H. Chandarana, R. P. Lim, J. H. Jensen et al., “Hepatic iron deposition in patients with liver disease: preliminary experience with breath-hold multiecho T2*-weighted sequence,” American Journal of Roentgenology, vol. 193, no. 5, pp. 1261–1267, 2009.View at: Publisher Site | Google Scholar
M. Westwood, L. J. Anderson, D. N. Firmin et al., “A single breath-hold multiecho T2* cardiovascular magnetic resonance technique for diagnosis of myocardial iron overload,” Journal of Magnetic Resonance Imaging, vol. 18, no. 1, pp. 33–39, 2003.View at: Publisher Site | Google Scholar
L. J. Anderson, S. Holden, B. Davis et al., “Cardiovascular T2* (T2*) magnetic resonance for the early diagnosis of myocardial iron overload,” European Heart Journal, vol. 22, no. 23, pp. 2171–2179, 2001.View at: Publisher Site | Google Scholar
S. D. Chirnomas, M. Geukes-Foppen, K. Barry et al., “Practical implications of liver and heart iron load assessment by T2*-MRI in children and adults with transfusion-dependent anemias,” American Journal of Hematology, vol. 83, no. 10, pp. 781–783, 2008.View at: Publisher Site | Google Scholar

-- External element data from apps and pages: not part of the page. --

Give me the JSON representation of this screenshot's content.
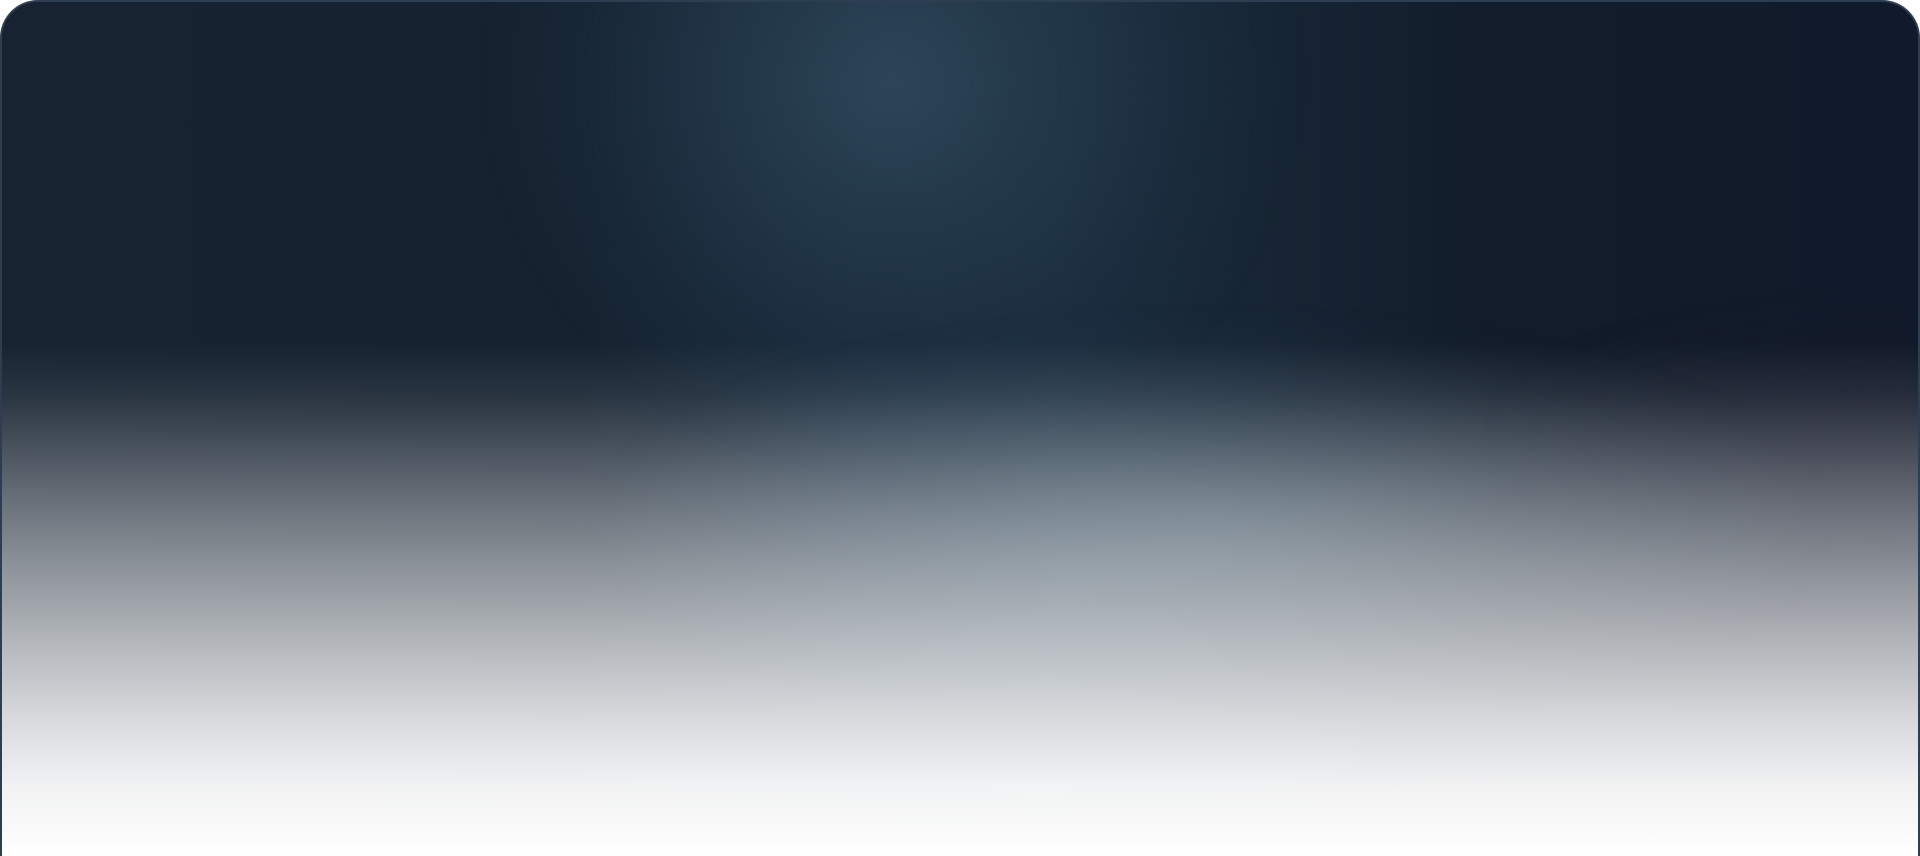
{
  "page": {
    "colors": {
      "panel_border": "#2e3e52",
      "panel_top": "#162130",
      "panel_glow": "#2e485a",
      "panel_fade_end": "#ffffff"
    }
  }
}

V. Positano, B. Salani, A. Pepe et al., “Improved T2* assessment in liver iron overload by magnetic resonance imaging,” Magnetic Resonance Imaging, vol. 27, no. 2, pp. 188–197, 2009.View at: Publisher Site | Google Scholar
A. Meloni, A. Luciani, V. Positano et al., “Single region of interest versus multislice T2* MRI approach for the quantification of hepatic iron overload,” Journal of Magnetic Resonance Imaging, vol. 33, no. 2, pp. 348–355, 2011.View at: Publisher Site | Google Scholar
H. Yu, C. A. McKenzie, A. Shimakawa et al., “Multiecho reconstruction for simultaneous water-fat decomposition and T2* estimation,” Journal of Magnetic Resonance Imaging, vol. 26, no. 4, pp. 1153–1161, 2007.View at: Publisher Site | Google Scholar
M. Bydder, T. Yokoo, G. Hamilton et al., “Relaxation effects in the quantification of fat using gradient echo imaging,” Magnetic Resonance Imaging, vol. 26, no. 3, pp. 347–359, 2008.View at: Publisher Site | Google Scholar
S. B. Reeder, I. Cruite, G. Hamilton, and C. B. Sirlin, “Quantitative assessment of liver fat with magnetic resonance imaging and spectroscopy,” Journal of Magnetic Resonance Imaging, vol. 34, no. 4, 2011, spcone.View at: Google Scholar
V. V. Chebrolu, C. D. G. Hines, H. Yu et al., “Independent estimation of T*2 for water and fat for improved accuracy of fat quantification,” Magnetic Resonance in Medicine, vol. 63, no. 4, pp. 849–857, 2010.View at: Publisher Site | Google Scholar
M. A. Westwood, D. N. Firmin, M. Gildo et al., “Intercentre reproducibility of magnetic resonance T2* measurements of myocardial iron in thalassaemia,” International Journal of Cardiovascular Imaging, vol. 21, no. 5, pp. 531–538, 2005.View at: Publisher Site | Google Scholar
M. A. Westwood, L. J. Anderson, D. N. Firmin et al., “Interscanner reproducibility of cardiovascular magnetic resonance T2* measurements of tissue iron in Thalassemia,” Journal of Magnetic Resonance Imaging, vol. 18, no. 5, pp. 616–620, 2003.View at: Publisher Site | Google Scholar